You have what, 13 data points? A model with many exponents in it? A model that is surely based on no real physical meaning of the terms in the model?
Expect numerical problems. You will need good starting values.
Worse, z == 0. z is IDENTICALLY zero. Yet you then expect to estimate the power z, z^c6? SIGH.
I can confindently predict that c6 = 17. Oh, wait, I remember, all parameters have the value 42, at least when any possible value will suffice.
The point is, you cannot intelligently estimate these parameters, because there is no unique solution. Any value of c6 will work.
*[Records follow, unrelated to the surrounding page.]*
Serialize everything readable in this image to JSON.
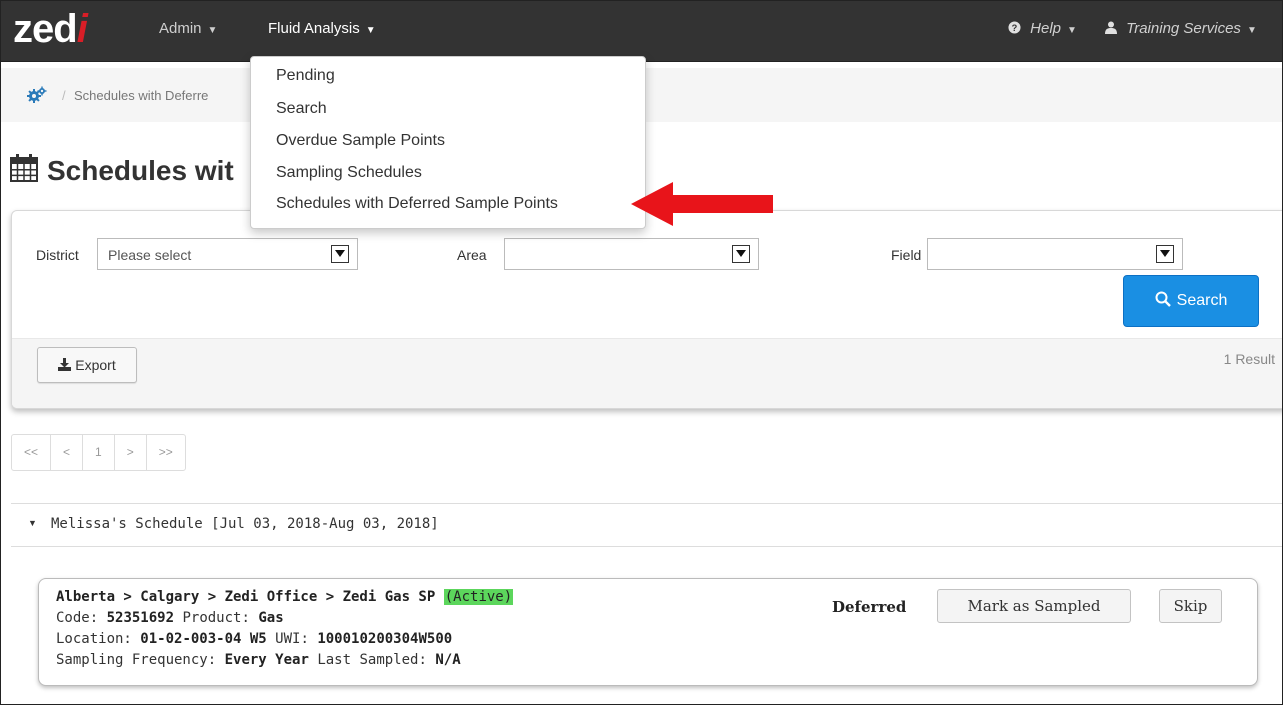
{
  "brand": {
    "logo_main": "zed",
    "logo_accent": "i"
  },
  "nav": {
    "admin": "Admin",
    "fluid": "Fluid Analysis",
    "help": "Help",
    "user": "Training Services"
  },
  "menu": {
    "items": [
      "Pending",
      "Search",
      "Overdue Sample Points",
      "Sampling Schedules",
      "Schedules with Deferred Sample Points"
    ]
  },
  "breadcrumb": {
    "sep": "/",
    "current": "Schedules with Deferre"
  },
  "page": {
    "title": "Schedules wit"
  },
  "filters": {
    "district_label": "District",
    "district_value": "Please select",
    "area_label": "Area",
    "area_value": "",
    "field_label": "Field",
    "field_value": "",
    "search_label": "Search",
    "export_label": "Export",
    "result_count": "1 Result"
  },
  "pagination": [
    "<<",
    "<",
    "1",
    ">",
    ">>"
  ],
  "schedule": {
    "title": "Melissa's Schedule [Jul 03, 2018-Aug 03, 2018]",
    "card": {
      "path": "Alberta > Calgary > Zedi Office > Zedi Gas SP",
      "active_badge": "(Active)",
      "code_label": "Code:",
      "code_value": "52351692",
      "product_label": "Product:",
      "product_value": "Gas",
      "location_label": "Location:",
      "location_value": "01-02-003-04 W5",
      "uwi_label": "UWI:",
      "uwi_value": "100010200304W500",
      "freq_label": "Sampling Frequency:",
      "freq_value": "Every Year",
      "last_label": "Last Sampled:",
      "last_value": "N/A",
      "status": "Deferred",
      "mark_button": "Mark as Sampled",
      "skip_button": "Skip"
    }
  },
  "colors": {
    "navbar": "#333333",
    "logo_accent": "#d81e27",
    "search_button": "#1a8fe3",
    "active_badge": "#5cd65c",
    "annotation_arrow": "#e8141a"
  }
}
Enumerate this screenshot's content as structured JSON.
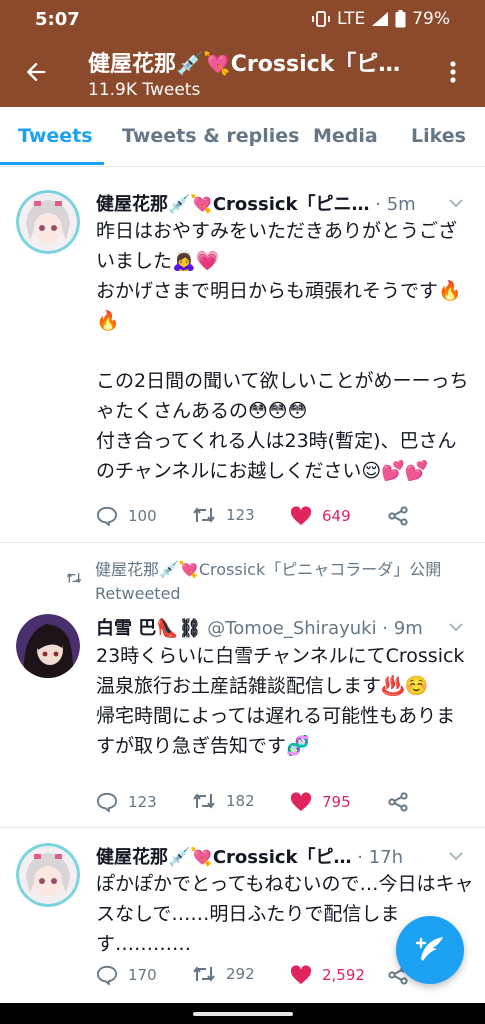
{
  "status_bar": {
    "time": "5:07",
    "network": "LTE",
    "battery": "79%"
  },
  "header": {
    "title": "健屋花那💉💘Crossick「ピ…",
    "tweet_count": "11.9K Tweets",
    "bg_color": "#8b4a2b"
  },
  "tabs": [
    {
      "label": "Tweets",
      "active": true
    },
    {
      "label": "Tweets & replies",
      "active": false
    },
    {
      "label": "Media",
      "active": false
    },
    {
      "label": "Likes",
      "active": false
    }
  ],
  "tweets": [
    {
      "name": "健屋花那💉💘Crossick「ピニ…",
      "meta": "· 5m",
      "text": "昨日はおやすみをいただきありがとうございました🙇‍♀️💗\nおかげさまで明日からも頑張れそうです🔥🔥\n\nこの2日間の聞いて欲しいことがめーーっちゃたくさんあるの😳😳😳\n付き合ってくれる人は23時(暫定)、巴さんのチャンネルにお越しください😌💕💕",
      "replies": "100",
      "retweets": "123",
      "likes": "649"
    },
    {
      "retweet_note": "健屋花那💉💘Crossick「ピニャコラーダ」公開 Retweeted",
      "name": "白雪 巴👠⛓",
      "meta": "@Tomoe_Shirayuki · 9m",
      "text": "23時くらいに白雪チャンネルにてCrossick温泉旅行お土産話雑談配信します♨️☺️\n帰宅時間によっては遅れる可能性もありますが取り急ぎ告知です🧬",
      "replies": "123",
      "retweets": "182",
      "likes": "795"
    },
    {
      "name": "健屋花那💉💘Crossick「ピ…",
      "meta": "· 17h",
      "text": "ぽかぽかでとってもねむいので…今日はキャスなしで……明日ふたりで配信します…………",
      "replies": "170",
      "retweets": "292",
      "likes": "2,592"
    }
  ],
  "colors": {
    "accent": "#1da1f2",
    "like": "#e0245e",
    "muted": "#657786"
  }
}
That means your model reduces to
Q = ((c1-c2*ye)*(asin(ye)^c3)+c4*ye^(c5+1))^c7
It is still a mess of parameters put there just to get enough flexibility to fit your data.
So now, lets plot your data, something I should have done before anything else.
You are kidding me, right? A simple low order polynomial model is entirely adequate. Is there sufficient information content in those 13 data points to estimate the parameters tou wish to fit? From somewhere in the distance, you hear a deep, heartfelt sigh, even a groan. Is there any physical reason why you think this model is appropriate, that those parameters have any physical meaning in context?
If you prefer, a simple power curve will do quite well.
>> mdl = fittype('a + b*abs(ye-c)^d','indep','ye')
mdl(a,b,c,d,ye) = a + b*abs(ye-c)^d
>> fittedmodel = fit(ye,Q,mdl,'start',[.01,.1,-.1,1.3])
fittedmodel(ye) = a + b*abs(ye-c)^d
Coefficients (with 95
a = 0.04029 (0.03285, 0.04772)
b = 1.508 (1.45, 1.566)
c = 0.1636 (0.1464, 0.1808)
d = 1.297 (1.227, 1.366)
>> hold on
And that fits quite well, with a far simpler model.